Research shows that children are at risk of learning that violence is an acceptable means of conflict resolution when violence is glamourised, performed by an attractive hero, successful, has few real life consequences, is set in a comic context and / or is mostly perpetrated by male characters with female victims, or by one race against another.

Repeated exposure to violent content can reinforce the message that violence is an acceptable means of conflict resolution. Repeated exposure also increases the risks that children will become desensitised to the use of violence in real life or develop an exaggerated view about the prevalence and likelihood of violence in their own world.

There is some violence in this movie including:

  • Bobby jumps up on a man seated in a cafe, making him spill his soup. The man gets angry and throws Bobby down.
  • A man yells at Bobby and shakes his stick. A cat hisses at Bobby.
  • Jock is jostled by drunkards on the street.

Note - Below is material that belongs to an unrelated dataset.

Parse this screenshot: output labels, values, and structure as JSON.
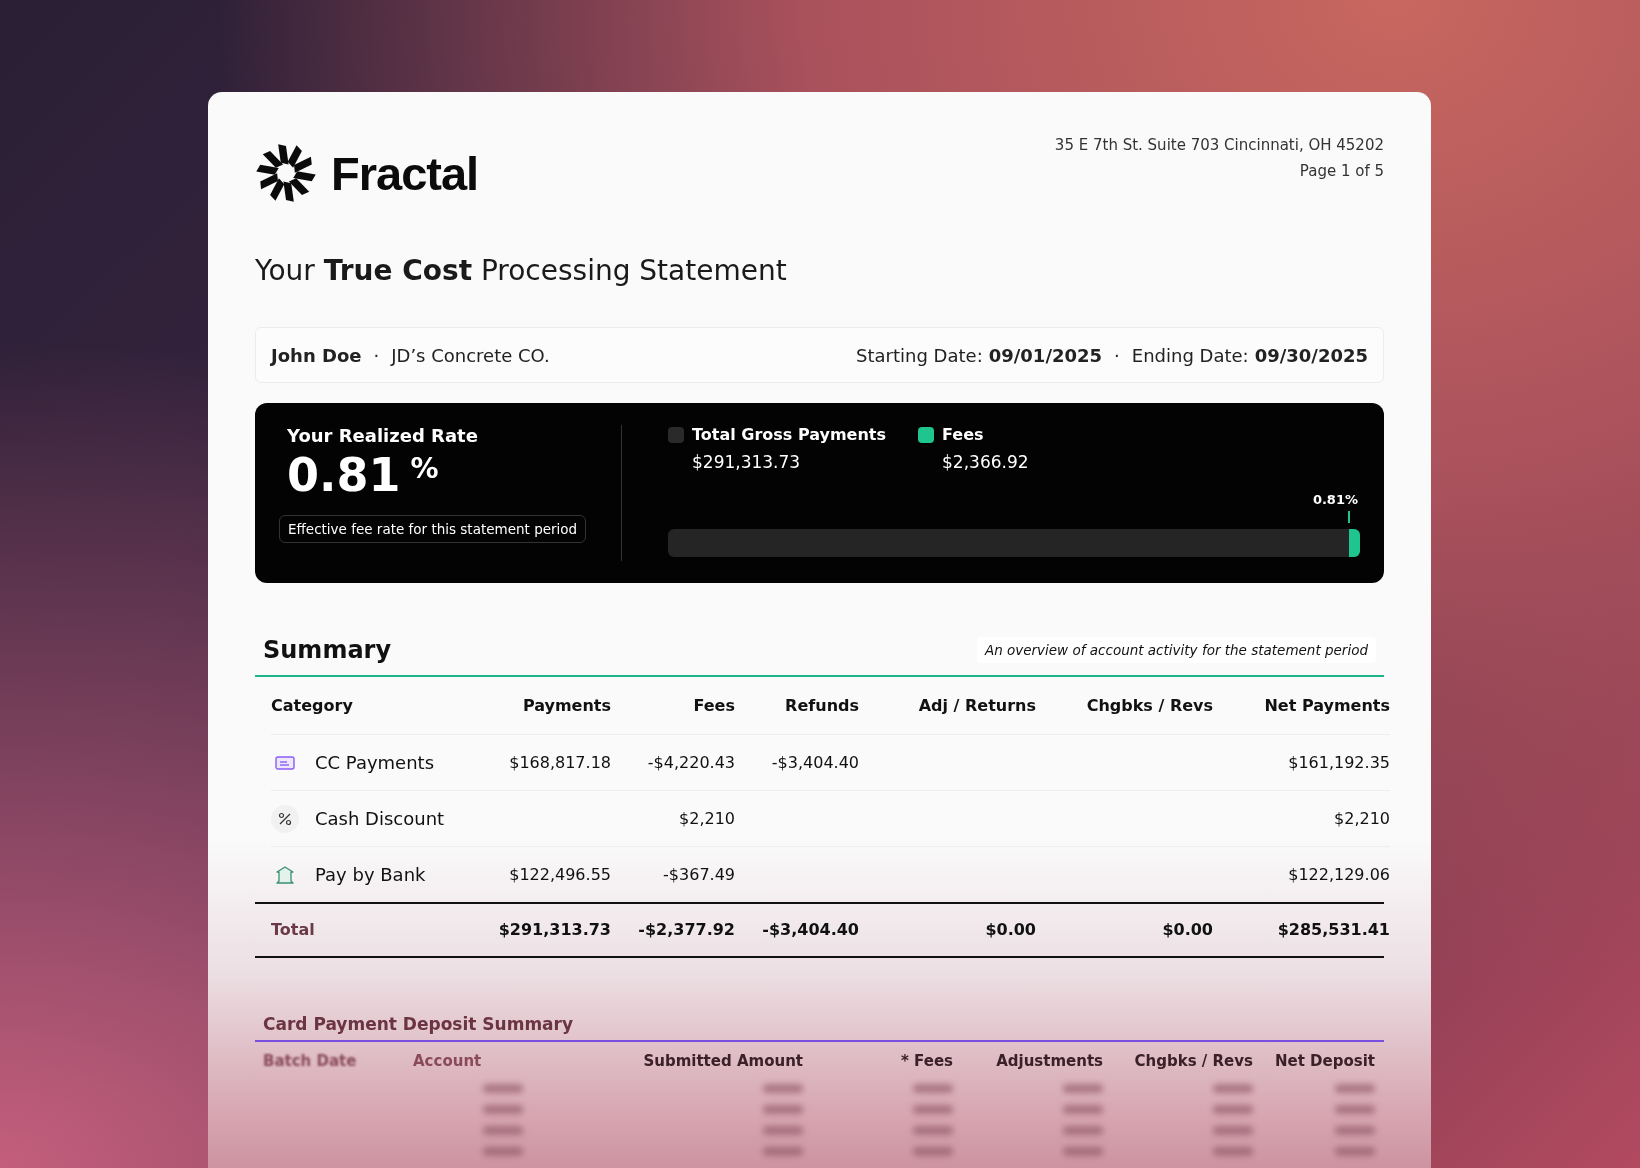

Material that may scare or disturb children

Under fiveinfo

Children under five are most likely to be frightened by scary visual images, such as monsters, physical transformations.

In addition to the above-mentioned violent scenes, there are some scenes in this movie that could scare or disturb children under the age of five, including the following:

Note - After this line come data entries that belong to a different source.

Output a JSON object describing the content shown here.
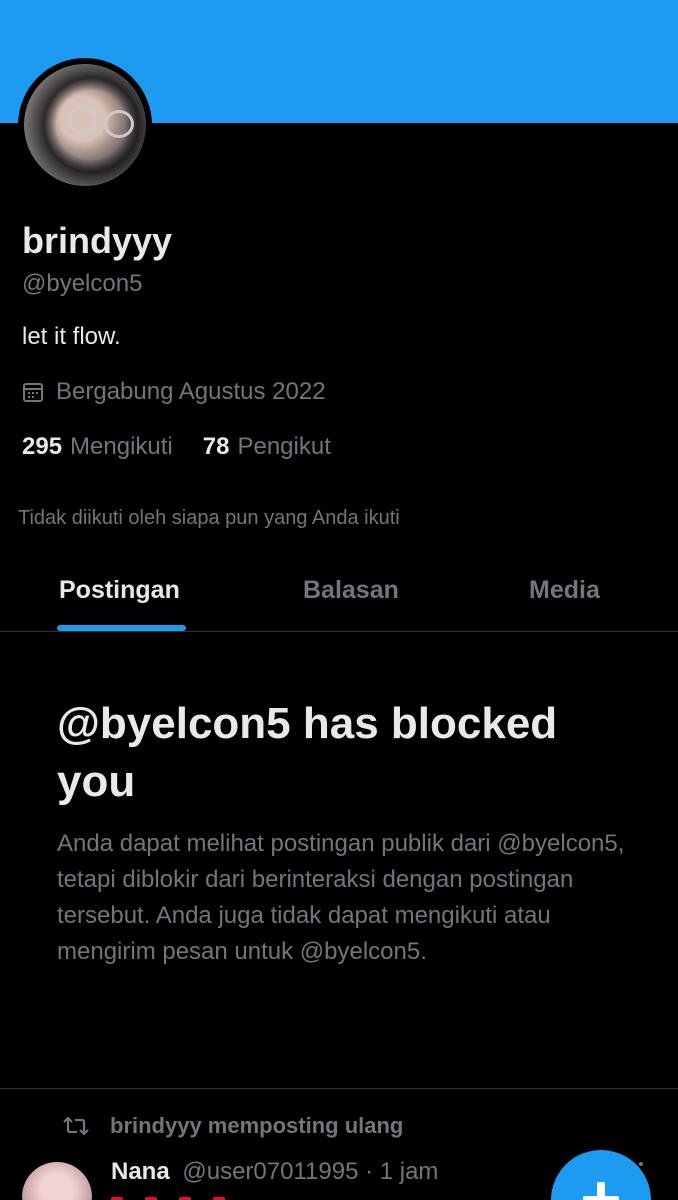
{
  "profile": {
    "display_name": "brindyyy",
    "handle": "@byelcon5",
    "bio": "let it flow.",
    "joined": "Bergabung Agustus 2022",
    "following_count": "295",
    "following_label": "Mengikuti",
    "followers_count": "78",
    "followers_label": "Pengikut",
    "followers_note": "Tidak diikuti oleh siapa pun yang Anda ikuti"
  },
  "tabs": [
    {
      "label": "Postingan",
      "active": true
    },
    {
      "label": "Balasan",
      "active": false
    },
    {
      "label": "Media",
      "active": false
    }
  ],
  "blocked": {
    "title": "@byelcon5 has blocked you",
    "body": "Anda dapat melihat postingan publik dari @byelcon5, tetapi diblokir dari berinteraksi dengan postingan tersebut. Anda juga tidak dapat mengikuti atau mengirim pesan untuk @byelcon5."
  },
  "post": {
    "repost_label": "brindyyy memposting ulang",
    "author_name": "Nana",
    "author_meta": "@user07011995 · 1 jam"
  },
  "icons": {
    "calendar": "calendar-icon",
    "repost": "repost-icon",
    "compose": "plus-icon"
  },
  "colors": {
    "accent": "#1d9bf0",
    "background": "#000000",
    "text": "#e7e9ea",
    "muted": "#71767b"
  }
}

  • 19th century Edinburgh is quite grim. Children live in poverty and many men are homeless or sleeping rough.
  • Bobby runs through the streets of Edinburgh in the rain while thunder cracks.

Aged five to eightinfo

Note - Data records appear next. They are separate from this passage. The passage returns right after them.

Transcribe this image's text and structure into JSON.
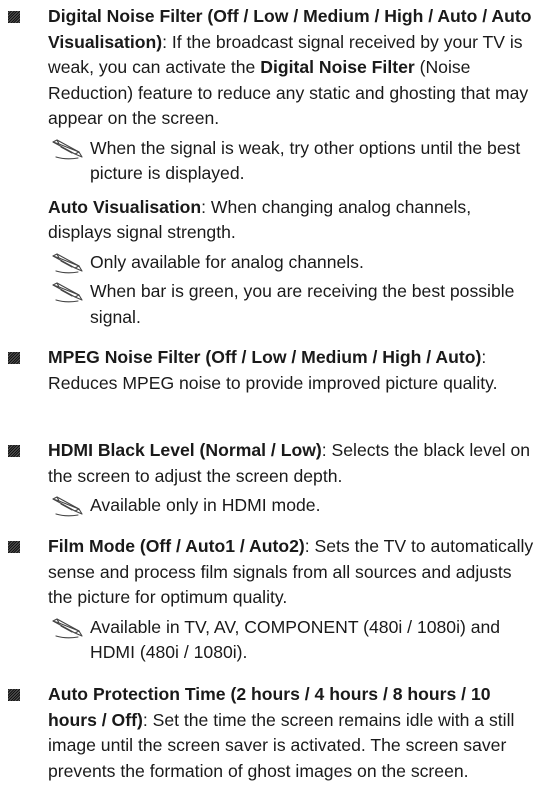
{
  "items": [
    {
      "title": "Digital Noise Filter (Off / Low / Medium / High / Auto / Auto Visualisation)",
      "text_1": ": If the broadcast signal received by your TV is weak, you can activate the ",
      "bold_1": "Digital Noise Filter",
      "text_2": " (Noise Reduction) feature to reduce any static and ghosting that may appear on the screen.",
      "note_1": "When the signal is weak, try other options until the best picture is displayed.",
      "sub_title": "Auto Visualisation",
      "sub_text": ": When changing analog channels, displays signal strength.",
      "note_2": "Only available for analog channels.",
      "note_3": "When bar is green, you are receiving the best possible signal."
    },
    {
      "title": "MPEG Noise Filter (Off / Low / Medium / High / Auto)",
      "text": ": Reduces MPEG noise to provide improved picture quality."
    },
    {
      "title": "HDMI Black Level (Normal / Low)",
      "text": ": Selects the black level on the screen to adjust the screen depth.",
      "note": "Available only in HDMI mode."
    },
    {
      "title": "Film Mode (Off / Auto1 / Auto2)",
      "text": ": Sets the TV to automatically sense and process film signals from all sources and adjusts the picture for optimum quality.",
      "note": "Available in TV, AV, COMPONENT (480i / 1080i) and HDMI (480i / 1080i)."
    },
    {
      "title": "Auto Protection Time (2 hours / 4 hours / 8 hours / 10 hours / Off)",
      "text": ": Set the time the screen remains idle with a still image until the screen saver is activated. The screen saver prevents the formation of ghost images on the screen."
    }
  ],
  "icons": {
    "bullet": "square-bullet-icon",
    "note": "pencil-note-icon"
  }
}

Children aged five to eight will also be frightened by scary visual images and will also be disturbed by depictions of the death of a parent, a child abandoned or separated from parents, children or animals being hurt or threatened and / or natural disasters.

In addition to the above-mentioned violent scenes and scary visual images, there are some scenes in this movie that could scare or disturb children aged five to eight, including the following:

  • Jock walks along the road unable to focus properly and is jostled by drunks. He falls down in the street, where Bobby finds him.
  • A funeral is seen where they bury Jock in a coffin.
  • Many children live in poverty and are hungry. John Trail helps them by giving them food and offers them jobs to earn some money.
  • Timmy is one of the children, who walks with crutches. He has polio and will never be able to walk properly. Mr Trail helps him also by paying for an education.
  • A policeman tries to take Bobby because he isn't a licensed dog.

Aged eight to thirteeninfo

Children aged eight to thirteen are most likely to be frightened by realistic threats and dangers, violence or threat of violence and / or stories in which children are hurt or threatened.

  • Nothing further of concern.

Product placement

  • None noted.

Sexual references

  • None noted.

Nudity and sexual activity

  • None noted.

Use of substances

There is some use of substances in this movie, including:

  • Some drunkards are seen wandering on the streets.

Coarse language

There is some coarse language in this movie, including:

  • A policeman calls the children “young savages”.

In a nutshell

Greyfriars Bobby is a charming family Disney classic, loosely based on the story of Greyfriars Bobby. Filmed in 1961, it is now quite dated and the dialect may be difficult for young children to follow. Younger children may also lose interest fairly quickly, therefore, it is not recommended for those under 6 years of age. However, the film does hold some enduring charm and good messages for older children who are able to watch it through.

The main message from this movie is that dogs are extremely loyal and faithful pets.

Values in this movie that parents may wish to reinforce with their children include:

  • Kindness and compassion.
  • Charity and helping those less fortunate.

This movie could also give parents the opportunity to discuss with their children attitudes and behaviours, and their real-life consequences, such as:

  • What life was like in the 19th century and how children had to work in those days.